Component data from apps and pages
+---+

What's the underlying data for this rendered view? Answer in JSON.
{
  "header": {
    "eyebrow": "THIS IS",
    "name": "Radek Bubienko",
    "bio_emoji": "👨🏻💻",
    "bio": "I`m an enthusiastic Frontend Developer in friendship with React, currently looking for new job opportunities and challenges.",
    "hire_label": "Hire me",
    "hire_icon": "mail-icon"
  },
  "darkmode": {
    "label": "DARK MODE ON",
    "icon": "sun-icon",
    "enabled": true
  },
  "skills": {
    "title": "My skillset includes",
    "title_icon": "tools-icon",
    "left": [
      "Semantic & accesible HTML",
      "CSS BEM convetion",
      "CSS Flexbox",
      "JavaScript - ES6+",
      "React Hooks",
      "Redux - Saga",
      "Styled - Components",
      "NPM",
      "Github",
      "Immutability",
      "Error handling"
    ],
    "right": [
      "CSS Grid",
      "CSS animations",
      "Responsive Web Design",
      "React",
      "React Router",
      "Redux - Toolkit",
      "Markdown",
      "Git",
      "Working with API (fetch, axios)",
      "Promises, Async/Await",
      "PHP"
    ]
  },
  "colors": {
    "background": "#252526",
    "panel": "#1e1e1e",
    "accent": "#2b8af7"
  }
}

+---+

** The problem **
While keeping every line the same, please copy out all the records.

** Written response **
What's the underlying data for this rendered view? Answer in JSON.
{
  "header": {
    "eyebrow": "THIS IS",
    "name": "Radek Bubienko",
    "bio_emoji": "👨🏻💻",
    "bio": "I`m an enthusiastic Frontend Developer in friendship with React, currently looking for new job opportunities and challenges.",
    "hire_label": "Hire me",
    "hire_icon": "mail-icon"
  },
  "darkmode": {
    "label": "DARK MODE ON",
    "icon": "sun-icon",
    "enabled": true
  },
  "skills": {
    "title": "My skillset includes",
    "title_icon": "tools-icon",
    "left": [
      "Semantic & accesible HTML",
      "CSS BEM convetion",
      "CSS Flexbox",
      "JavaScript - ES6+",
      "React Hooks",
      "Redux - Saga",
      "Styled - Components",
      "NPM",
      "Github",
      "Immutability",
      "Error handling"
    ],
    "right": [
      "CSS Grid",
      "CSS animations",
      "Responsive Web Design",
      "React",
      "React Router",
      "Redux - Toolkit",
      "Markdown",
      "Git",
      "Working with API (fetch, axios)",
      "Promises, Async/Await",
      "PHP"
    ]
  },
  "colors": {
    "background": "#252526",
    "panel": "#1e1e1e",
    "accent": "#2b8af7"
  }
}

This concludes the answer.